=== Exercise ===
Search the data for the word "icon". Reproduce every line where it is found.

=== Task input ===
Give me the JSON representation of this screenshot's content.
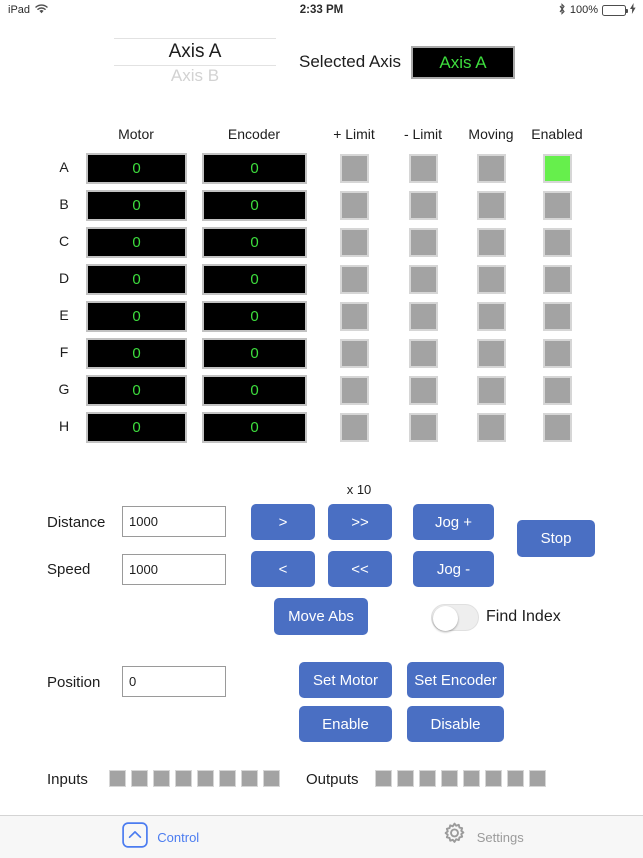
{
  "statusbar": {
    "device": "iPad",
    "wifi_icon": "wifi-icon",
    "time": "2:33 PM",
    "bluetooth_icon": "bluetooth-icon",
    "battery_percent": "100%",
    "battery_icon": "battery-charging-icon"
  },
  "picker": {
    "selected": "Axis A",
    "next": "Axis B"
  },
  "selected_axis": {
    "label": "Selected Axis",
    "value": "Axis A",
    "text_color": "#3ddd3d",
    "bg_color": "#000000"
  },
  "table": {
    "headers": [
      "Motor",
      "Encoder",
      "+ Limit",
      "- Limit",
      "Moving",
      "Enabled"
    ],
    "rows": [
      {
        "label": "A",
        "motor": "0",
        "encoder": "0",
        "plus_limit": false,
        "minus_limit": false,
        "moving": false,
        "enabled": true
      },
      {
        "label": "B",
        "motor": "0",
        "encoder": "0",
        "plus_limit": false,
        "minus_limit": false,
        "moving": false,
        "enabled": false
      },
      {
        "label": "C",
        "motor": "0",
        "encoder": "0",
        "plus_limit": false,
        "minus_limit": false,
        "moving": false,
        "enabled": false
      },
      {
        "label": "D",
        "motor": "0",
        "encoder": "0",
        "plus_limit": false,
        "minus_limit": false,
        "moving": false,
        "enabled": false
      },
      {
        "label": "E",
        "motor": "0",
        "encoder": "0",
        "plus_limit": false,
        "minus_limit": false,
        "moving": false,
        "enabled": false
      },
      {
        "label": "F",
        "motor": "0",
        "encoder": "0",
        "plus_limit": false,
        "minus_limit": false,
        "moving": false,
        "enabled": false
      },
      {
        "label": "G",
        "motor": "0",
        "encoder": "0",
        "plus_limit": false,
        "minus_limit": false,
        "moving": false,
        "enabled": false
      },
      {
        "label": "H",
        "motor": "0",
        "encoder": "0",
        "plus_limit": false,
        "minus_limit": false,
        "moving": false,
        "enabled": false
      }
    ],
    "indicator_on_color": "#66ef4c",
    "indicator_off_color": "#a3a3a3"
  },
  "controls": {
    "distance_label": "Distance",
    "distance_value": "1000",
    "speed_label": "Speed",
    "speed_value": "1000",
    "position_label": "Position",
    "position_value": "0",
    "multiplier_label": "x 10",
    "step_forward": ">",
    "step_forward_fast": ">>",
    "step_back": "<",
    "step_back_fast": "<<",
    "jog_plus": "Jog +",
    "jog_minus": "Jog -",
    "stop": "Stop",
    "move_abs": "Move Abs",
    "set_motor": "Set Motor",
    "set_encoder": "Set Encoder",
    "enable": "Enable",
    "disable": "Disable",
    "find_index_label": "Find Index",
    "find_index_on": false,
    "button_color": "#4a6fc3"
  },
  "io": {
    "inputs_label": "Inputs",
    "inputs": [
      false,
      false,
      false,
      false,
      false,
      false,
      false,
      false
    ],
    "outputs_label": "Outputs",
    "outputs": [
      false,
      false,
      false,
      false,
      false,
      false,
      false,
      false
    ]
  },
  "tabbar": {
    "tabs": [
      {
        "label": "Control",
        "icon": "control-chevron-up-icon",
        "active": true
      },
      {
        "label": "Settings",
        "icon": "gear-icon",
        "active": false
      }
    ],
    "active_color": "#4b7cf0",
    "inactive_color": "#9b9b9b"
  }
}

=== Finished exercise ===
    "wifi_icon": "wifi-icon",
    "bluetooth_icon": "bluetooth-icon",
    "battery_icon": "battery-charging-icon"
        "icon": "control-chevron-up-icon",
        "icon": "gear-icon",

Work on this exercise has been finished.